Asymptotic characterization in terms of sequence limits

December 17, 2013 Leave a comment

Suppose {f:(0,\infty) \rightarrow \Bbb{R}} is a continuous function such that for every {x>0} we have

\displaystyle \lim_{n \rightarrow \infty} f(nx)=0.

Prove that {\lim\limits_{x \rightarrow \infty} f(x)=0}.

Read more…

Miklos Schweitzer 2013 Problem 7

November 22, 2013 1 comment

Problem 7. Suppose that {f: \Bbb{R} \rightarrow \Bbb{R}} is an additive function (that is {f(x+y) = f(x)+f(y)} for all {x, y \in \Bbb{R}}) for which {x \mapsto f(x)f(\sqrt{1-x^2})} is bounded of some nonempty subinterval of {(0,1)}. Prove that {f} is continuous.

Miklos Schweitzer 2013

Read more…

Continuity in Geometry

November 22, 2013 Leave a comment

Here are a few interesting geometry problems which use continuity problems in their solutions.

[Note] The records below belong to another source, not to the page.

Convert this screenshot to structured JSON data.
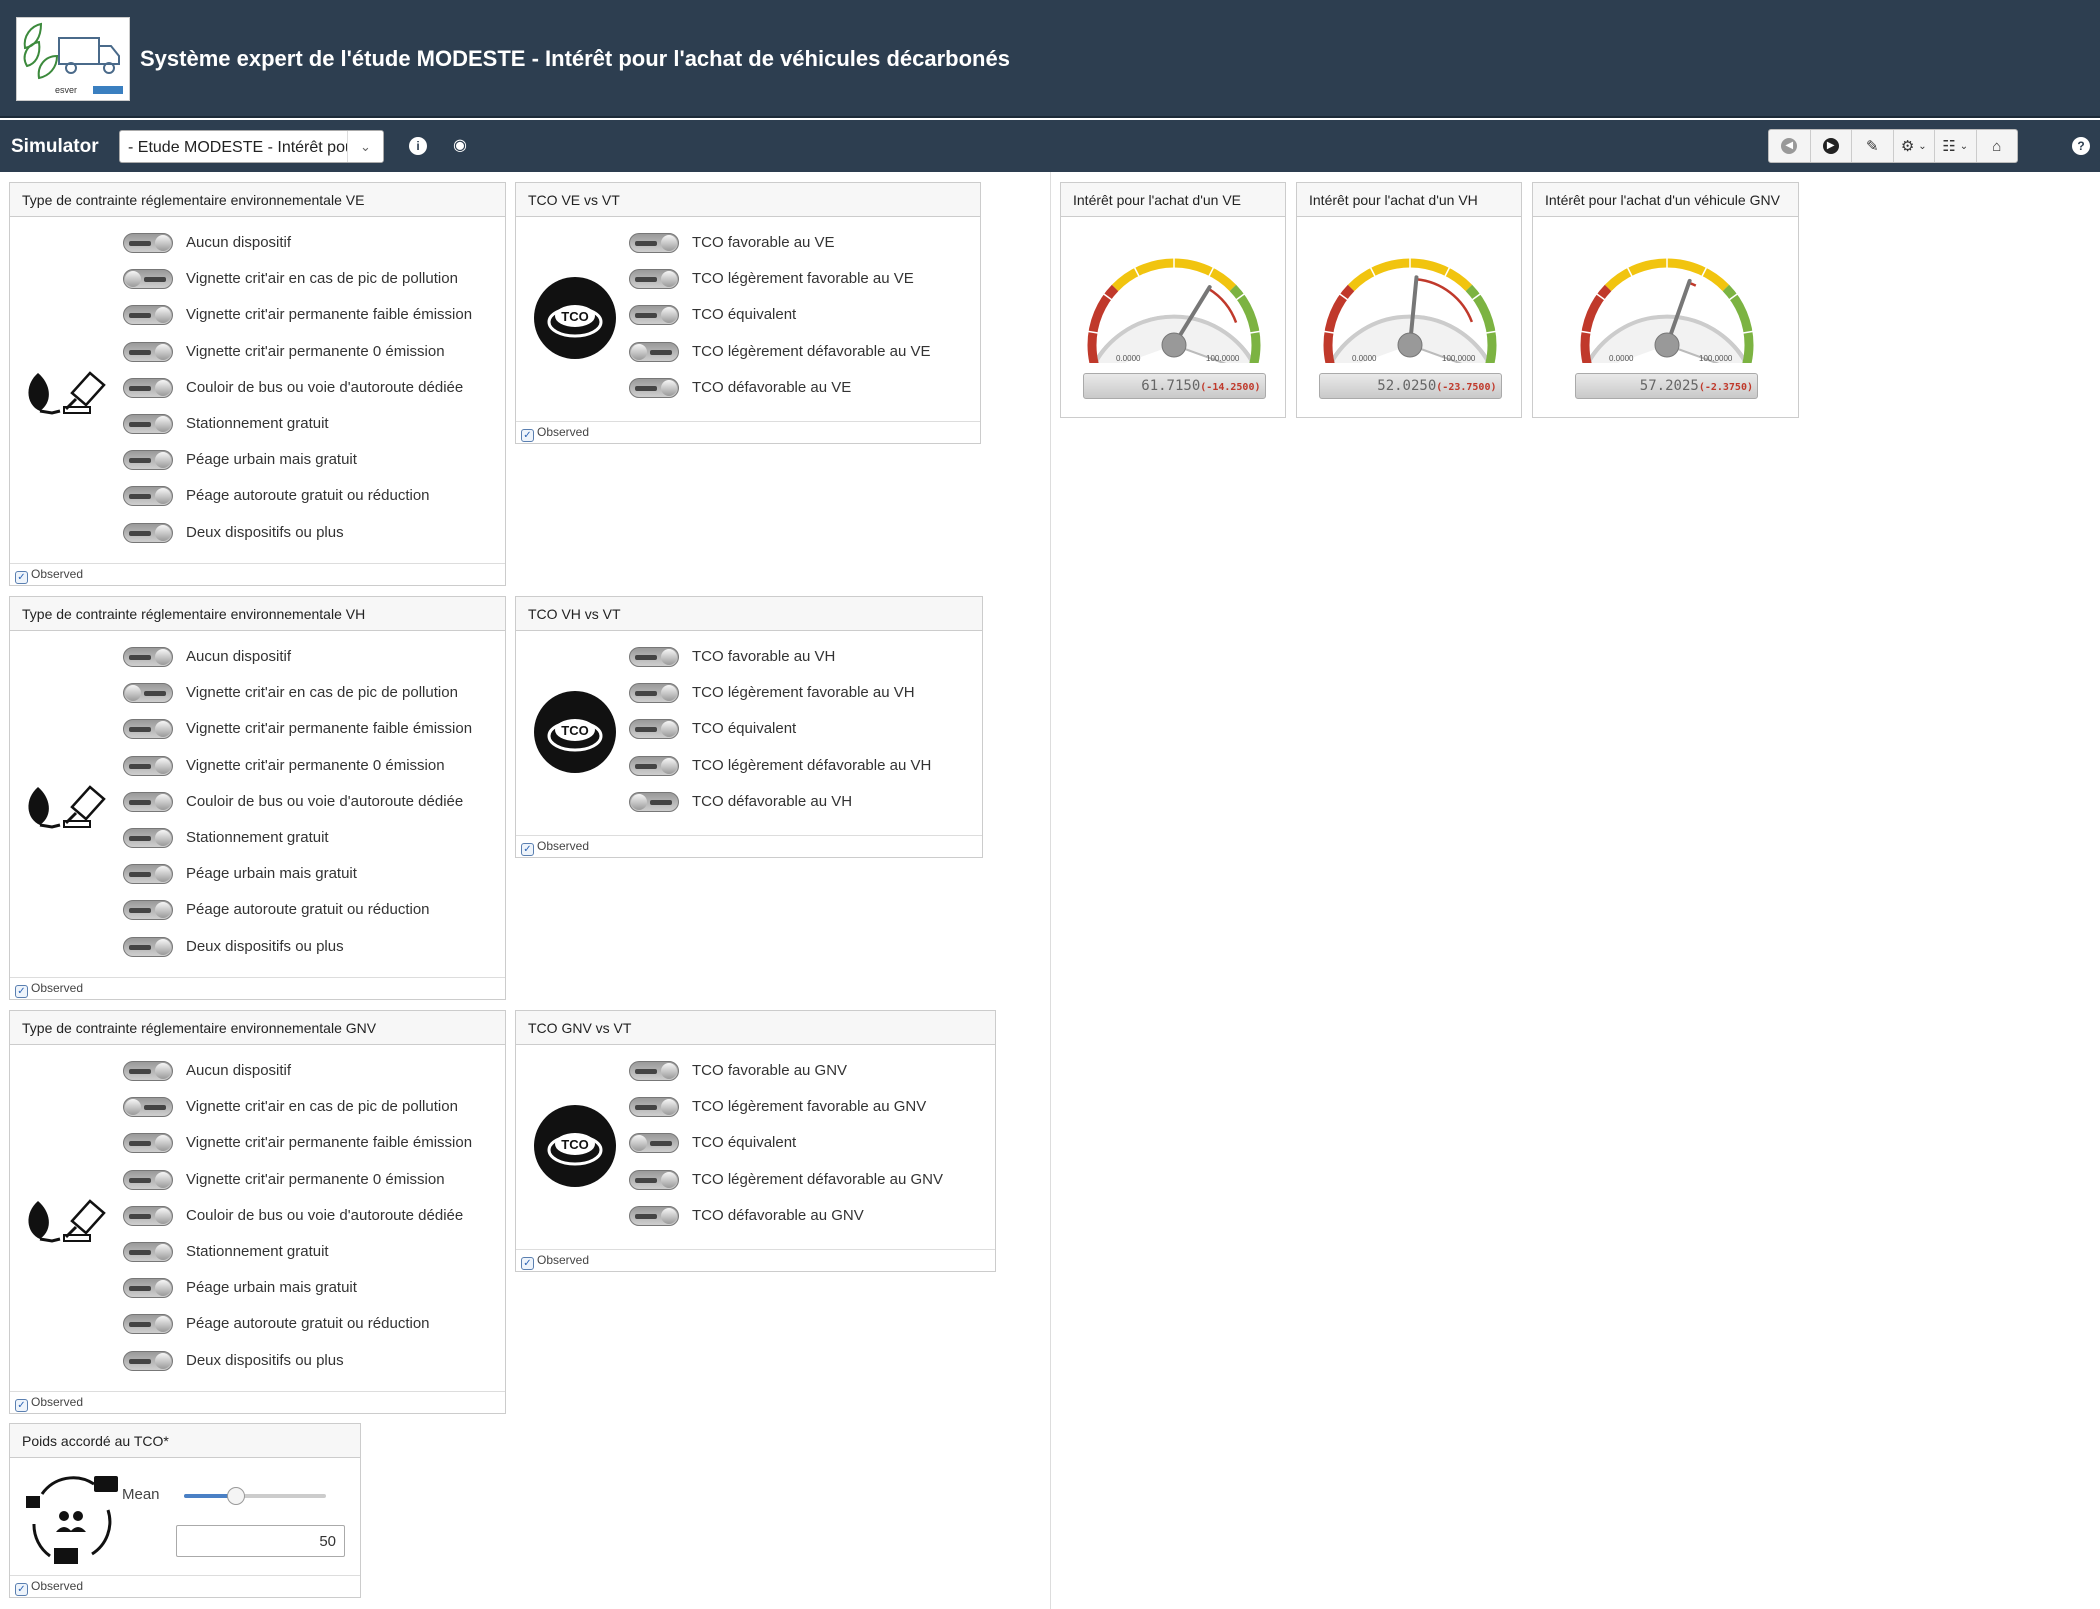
{
  "header": {
    "title": "Système expert de l'étude MODESTE - Intérêt pour l'achat de véhicules décarbonés",
    "logo_text": "esver"
  },
  "toolbar": {
    "simulator_label": "Simulator",
    "model_select_value": "- Etude MODESTE - Intérêt pour l'achat"
  },
  "observed_label": "Observed",
  "constraint_panels": [
    {
      "title": "Type de contrainte réglementaire environnementale VE",
      "states": [
        "Aucun dispositif",
        "Vignette crit'air en cas de pic de pollution",
        "Vignette crit'air permanente faible émission",
        "Vignette crit'air permanente 0 émission",
        "Couloir de bus ou voie d'autoroute dédiée",
        "Stationnement gratuit",
        "Péage urbain mais gratuit",
        "Péage autoroute gratuit ou réduction",
        "Deux dispositifs ou plus"
      ],
      "knobs": [
        "right",
        "left",
        "right",
        "right",
        "right",
        "right",
        "right",
        "right",
        "right"
      ]
    },
    {
      "title": "Type de contrainte réglementaire environnementale VH",
      "states": [
        "Aucun dispositif",
        "Vignette crit'air en cas de pic de pollution",
        "Vignette crit'air permanente faible émission",
        "Vignette crit'air permanente 0 émission",
        "Couloir de bus ou voie d'autoroute dédiée",
        "Stationnement gratuit",
        "Péage urbain mais gratuit",
        "Péage autoroute gratuit ou réduction",
        "Deux dispositifs ou plus"
      ],
      "knobs": [
        "right",
        "left",
        "right",
        "right",
        "right",
        "right",
        "right",
        "right",
        "right"
      ]
    },
    {
      "title": "Type de contrainte réglementaire environnementale GNV",
      "states": [
        "Aucun dispositif",
        "Vignette crit'air en cas de pic de pollution",
        "Vignette crit'air permanente faible émission",
        "Vignette crit'air permanente 0 émission",
        "Couloir de bus ou voie d'autoroute dédiée",
        "Stationnement gratuit",
        "Péage urbain mais gratuit",
        "Péage autoroute gratuit ou réduction",
        "Deux dispositifs ou plus"
      ],
      "knobs": [
        "right",
        "left",
        "right",
        "right",
        "right",
        "right",
        "right",
        "right",
        "right"
      ]
    }
  ],
  "tco_panels": [
    {
      "title": "TCO VE vs VT",
      "icon_text": "TCO",
      "states": [
        "TCO favorable au VE",
        "TCO légèrement favorable au VE",
        "TCO équivalent",
        "TCO légèrement défavorable au VE",
        "TCO défavorable au VE"
      ],
      "knobs": [
        "right",
        "right",
        "right",
        "left",
        "right"
      ]
    },
    {
      "title": "TCO VH vs VT",
      "icon_text": "TCO",
      "states": [
        "TCO favorable au VH",
        "TCO légèrement favorable au VH",
        "TCO équivalent",
        "TCO légèrement défavorable au VH",
        "TCO défavorable au VH"
      ],
      "knobs": [
        "right",
        "right",
        "right",
        "right",
        "left"
      ]
    },
    {
      "title": "TCO GNV vs VT",
      "icon_text": "TCO",
      "states": [
        "TCO favorable au GNV",
        "TCO légèrement favorable au GNV",
        "TCO équivalent",
        "TCO légèrement défavorable au GNV",
        "TCO défavorable au GNV"
      ],
      "knobs": [
        "right",
        "right",
        "left",
        "right",
        "right"
      ]
    }
  ],
  "weight_panel": {
    "title": "Poids accordé au TCO*",
    "slider_label": "Mean",
    "value": "50",
    "slider_fraction": 0.5
  },
  "gauges": [
    {
      "title": "Intérêt pour l'achat d'un VE",
      "min_label": "0.0000",
      "max_label": "100.0000",
      "value": 61.715,
      "value_text": "61.7150",
      "delta_text": "(-14.2500)",
      "previous_value": 75.965
    },
    {
      "title": "Intérêt pour l'achat d'un VH",
      "min_label": "0.0000",
      "max_label": "100.0000",
      "value": 52.025,
      "value_text": "52.0250",
      "delta_text": "(-23.7500)",
      "previous_value": 75.775
    },
    {
      "title": "Intérêt pour l'achat d'un véhicule GNV",
      "min_label": "0.0000",
      "max_label": "100.0000",
      "value": 57.2025,
      "value_text": "57.2025",
      "delta_text": "(-2.3750)",
      "previous_value": 59.5775
    }
  ],
  "colors": {
    "header_bg": "#2d3e50",
    "gauge_red": "#c0392b",
    "gauge_yellow": "#f1c40f",
    "gauge_green": "#7cb342",
    "slider_fill": "#4a80c5"
  }
}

Pb 1. Consider three parallel lines in the plane {d_1,d_2,d_3}. Prove that there exist points {A_i\in d_i} such that the triangle {A_1A_2A_3} is equilateral.

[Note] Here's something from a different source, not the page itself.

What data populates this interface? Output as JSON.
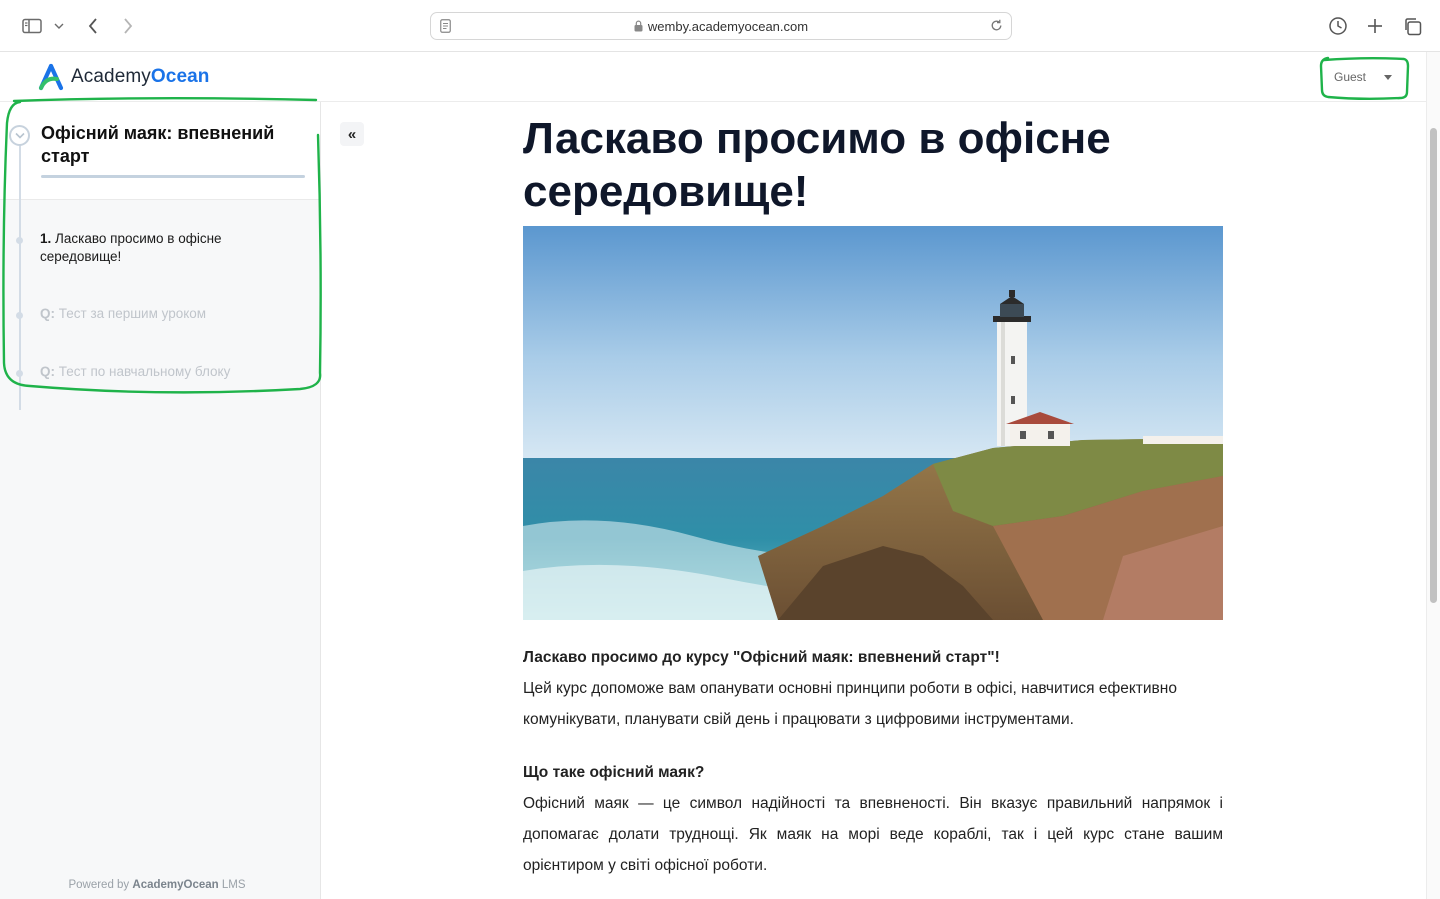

Pb 2. Consider a triangle {ABC}. Prove that {ABC} is equilateral if and only if for every point {M} in the plane we can construct a triangle with sides {MA,MB,MC}.

Read more…

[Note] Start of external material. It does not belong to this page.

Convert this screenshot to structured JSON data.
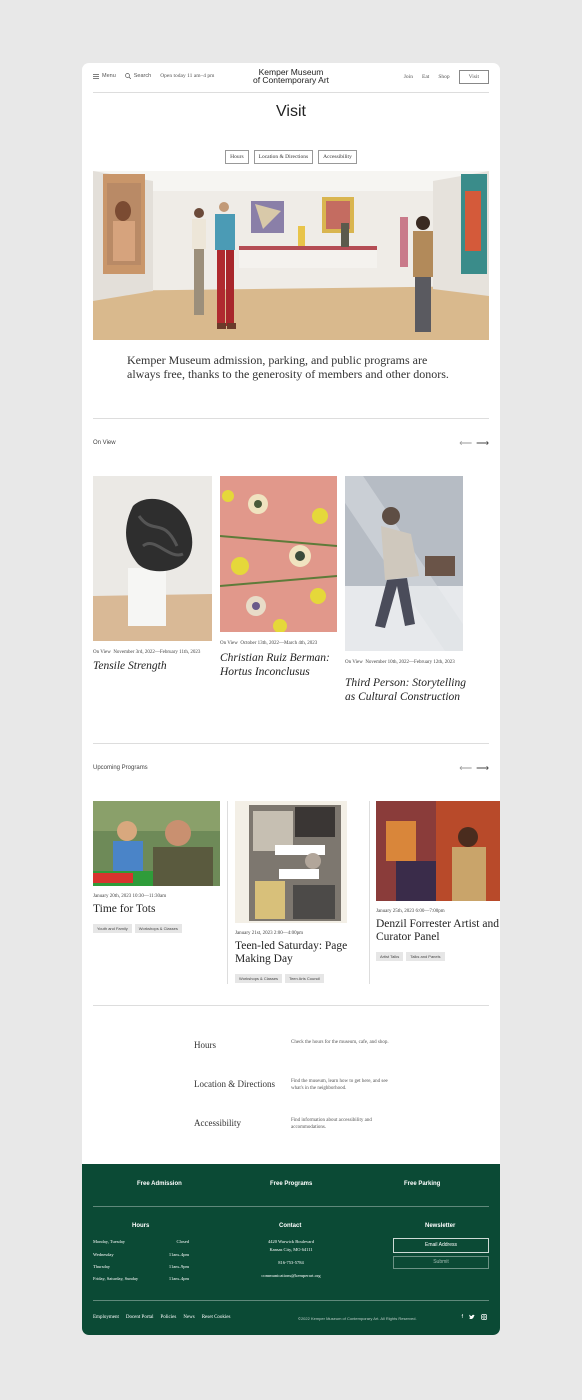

Agreg 2012 Analysis Part 4

October 20, 2013 Leave a comment

A Fixed Point Theorem

This parts wishes to extend the next result (which can be used without proof) to infinite dimension.

Theorem. (Browuer) Consider {F} a finite dimensional normed vector space. Consider {C\subset F} a convex, closed, bounded non-void set. If {f:C\rightarrow C} is a continuous application, then {f} has a fixed point in {C}.

1. In {\ell^2(\Bbb{N})} endowed with {\|\cdot \|_2} we consider the following application:

\displaystyle f: B(0,1) \subset \ell^2(\Bbb{N}) \rightarrow \ell^2(\Bbb{N})

\displaystyle f(x) =(\sqrt{1-\|x\|_2},x_0,x_1,...).

Prove that {f} is continuous with values in the unit sphere of {\ell^2(\Bbb{N})}, but {f} does not admit any fixed points.

2. Consider {E} a normed vector space, {B} a closed, bounded non-void subset of {E} and {f:B \rightarrow E} a compact application (not necessarily linear). (a compact application maps bounded sets into relatively compact sets)

i) Let {n \in \Bbb{N}\setminus \{0\}}. We can cover {\overline{f(B)}} (which is compact) by a finite number {N_n} of open balls of radius {\frac{1}{n}}: {\overline{f(B)} \subset \displaystyle \bigcup_{i=1}^{N_n} \mathring{B}(y_i,\frac{1}{n})} with {y_i \in \overline{f(B)}} for every {i}. For {y \in E} we define

\displaystyle \psi(y) =\begin{cases} \frac{1}{n}-\|y-y_i\| & \text{ if } y \in B(y_i,\frac{1}{n}) \\ 0 & \text{ otherwise} \end{cases}

Prove that {\Psi : y \in \overline{f(B)} \mapsto \sum_{i=1}^{N_n} \psi_i(y)} is continuous and that there exists {\delta>0} such that for {y \in \overline{f(B)}} we have {\Psi(y)\geq \delta}.

ii) We introduce the application {f_n : B \rightarrow E} defined by

\displaystyle f_n(x)= \left( \sum_{i=1}^{N_n} \psi_i(f(x))\right)^{-1} \sum_{i=1}^{N_n} \psi_i(f(x))y_i.

Prove that for every {x \in B} we have {\|f(x)-f_n(x) \|\leq \frac{1}{n}}.

Read more…

Arcs on a circle

February 3, 2012 Leave a comment

Suppose that we have a finite set of arcs on a circle, with the property that every two of them intersect. Prove that there exists a diameter which intersects all arcs.

Read more…

%d bloggers like this: